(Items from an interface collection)
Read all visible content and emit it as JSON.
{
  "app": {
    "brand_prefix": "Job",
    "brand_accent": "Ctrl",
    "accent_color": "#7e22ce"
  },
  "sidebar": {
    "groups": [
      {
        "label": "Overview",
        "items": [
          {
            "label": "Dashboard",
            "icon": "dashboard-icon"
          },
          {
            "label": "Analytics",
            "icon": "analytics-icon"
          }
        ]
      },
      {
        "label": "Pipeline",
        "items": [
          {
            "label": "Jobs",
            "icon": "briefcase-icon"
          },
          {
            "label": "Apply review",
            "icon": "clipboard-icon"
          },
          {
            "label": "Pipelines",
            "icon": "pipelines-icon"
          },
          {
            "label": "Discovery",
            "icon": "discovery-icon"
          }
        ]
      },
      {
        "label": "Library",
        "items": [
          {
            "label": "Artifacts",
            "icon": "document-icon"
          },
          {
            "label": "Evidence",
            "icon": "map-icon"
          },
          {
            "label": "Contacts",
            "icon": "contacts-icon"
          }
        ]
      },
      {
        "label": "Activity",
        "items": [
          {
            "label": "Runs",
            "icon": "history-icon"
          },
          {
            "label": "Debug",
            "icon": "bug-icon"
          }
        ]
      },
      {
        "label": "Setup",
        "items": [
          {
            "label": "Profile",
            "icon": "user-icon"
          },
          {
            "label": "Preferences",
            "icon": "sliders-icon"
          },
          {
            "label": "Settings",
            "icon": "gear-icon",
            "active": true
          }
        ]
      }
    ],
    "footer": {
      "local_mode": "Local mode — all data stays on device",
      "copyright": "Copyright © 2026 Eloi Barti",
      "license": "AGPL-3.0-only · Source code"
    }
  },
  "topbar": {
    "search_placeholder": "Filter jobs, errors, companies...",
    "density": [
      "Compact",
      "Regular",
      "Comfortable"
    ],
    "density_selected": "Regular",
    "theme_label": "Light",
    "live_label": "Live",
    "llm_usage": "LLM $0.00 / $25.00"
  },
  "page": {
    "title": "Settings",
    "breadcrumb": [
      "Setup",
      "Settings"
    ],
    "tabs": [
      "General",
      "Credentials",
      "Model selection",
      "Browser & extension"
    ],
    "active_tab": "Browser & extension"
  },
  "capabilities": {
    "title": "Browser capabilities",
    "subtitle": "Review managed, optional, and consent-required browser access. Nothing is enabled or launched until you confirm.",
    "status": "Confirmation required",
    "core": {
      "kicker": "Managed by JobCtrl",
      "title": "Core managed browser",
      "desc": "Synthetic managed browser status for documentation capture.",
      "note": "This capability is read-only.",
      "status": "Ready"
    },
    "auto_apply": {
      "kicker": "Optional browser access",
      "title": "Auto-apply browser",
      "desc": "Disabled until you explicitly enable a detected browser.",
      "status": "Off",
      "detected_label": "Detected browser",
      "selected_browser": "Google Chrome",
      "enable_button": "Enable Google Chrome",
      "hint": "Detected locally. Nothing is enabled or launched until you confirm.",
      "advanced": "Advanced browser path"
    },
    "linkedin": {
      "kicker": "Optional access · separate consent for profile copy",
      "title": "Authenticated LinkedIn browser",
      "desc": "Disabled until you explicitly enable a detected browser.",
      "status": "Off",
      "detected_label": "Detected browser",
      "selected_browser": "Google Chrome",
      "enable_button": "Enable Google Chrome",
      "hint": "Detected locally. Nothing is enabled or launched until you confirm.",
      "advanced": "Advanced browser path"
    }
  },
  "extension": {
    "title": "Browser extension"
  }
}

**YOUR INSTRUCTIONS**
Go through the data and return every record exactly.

**REPLY**
Read all visible content and emit it as JSON.
{
  "app": {
    "brand_prefix": "Job",
    "brand_accent": "Ctrl",
    "accent_color": "#7e22ce"
  },
  "sidebar": {
    "groups": [
      {
        "label": "Overview",
        "items": [
          {
            "label": "Dashboard",
            "icon": "dashboard-icon"
          },
          {
            "label": "Analytics",
            "icon": "analytics-icon"
          }
        ]
      },
      {
        "label": "Pipeline",
        "items": [
          {
            "label": "Jobs",
            "icon": "briefcase-icon"
          },
          {
            "label": "Apply review",
            "icon": "clipboard-icon"
          },
          {
            "label": "Pipelines",
            "icon": "pipelines-icon"
          },
          {
            "label": "Discovery",
            "icon": "discovery-icon"
          }
        ]
      },
      {
        "label": "Library",
        "items": [
          {
            "label": "Artifacts",
            "icon": "document-icon"
          },
          {
            "label": "Evidence",
            "icon": "map-icon"
          },
          {
            "label": "Contacts",
            "icon": "contacts-icon"
          }
        ]
      },
      {
        "label": "Activity",
        "items": [
          {
            "label": "Runs",
            "icon": "history-icon"
          },
          {
            "label": "Debug",
            "icon": "bug-icon"
          }
        ]
      },
      {
        "label": "Setup",
        "items": [
          {
            "label": "Profile",
            "icon": "user-icon"
          },
          {
            "label": "Preferences",
            "icon": "sliders-icon"
          },
          {
            "label": "Settings",
            "icon": "gear-icon",
            "active": true
          }
        ]
      }
    ],
    "footer": {
      "local_mode": "Local mode — all data stays on device",
      "copyright": "Copyright © 2026 Eloi Barti",
      "license": "AGPL-3.0-only · Source code"
    }
  },
  "topbar": {
    "search_placeholder": "Filter jobs, errors, companies...",
    "density": [
      "Compact",
      "Regular",
      "Comfortable"
    ],
    "density_selected": "Regular",
    "theme_label": "Light",
    "live_label": "Live",
    "llm_usage": "LLM $0.00 / $25.00"
  },
  "page": {
    "title": "Settings",
    "breadcrumb": [
      "Setup",
      "Settings"
    ],
    "tabs": [
      "General",
      "Credentials",
      "Model selection",
      "Browser & extension"
    ],
    "active_tab": "Browser & extension"
  },
  "capabilities": {
    "title": "Browser capabilities",
    "subtitle": "Review managed, optional, and consent-required browser access. Nothing is enabled or launched until you confirm.",
    "status": "Confirmation required",
    "core": {
      "kicker": "Managed by JobCtrl",
      "title": "Core managed browser",
      "desc": "Synthetic managed browser status for documentation capture.",
      "note": "This capability is read-only.",
      "status": "Ready"
    },
    "auto_apply": {
      "kicker": "Optional browser access",
      "title": "Auto-apply browser",
      "desc": "Disabled until you explicitly enable a detected browser.",
      "status": "Off",
      "detected_label": "Detected browser",
      "selected_browser": "Google Chrome",
      "enable_button": "Enable Google Chrome",
      "hint": "Detected locally. Nothing is enabled or launched until you confirm.",
      "advanced": "Advanced browser path"
    },
    "linkedin": {
      "kicker": "Optional access · separate consent for profile copy",
      "title": "Authenticated LinkedIn browser",
      "desc": "Disabled until you explicitly enable a detected browser.",
      "status": "Off",
      "detected_label": "Detected browser",
      "selected_browser": "Google Chrome",
      "enable_button": "Enable Google Chrome",
      "hint": "Detected locally. Nothing is enabled or launched until you confirm.",
      "advanced": "Advanced browser path"
    }
  },
  "extension": {
    "title": "Browser extension"
  }
}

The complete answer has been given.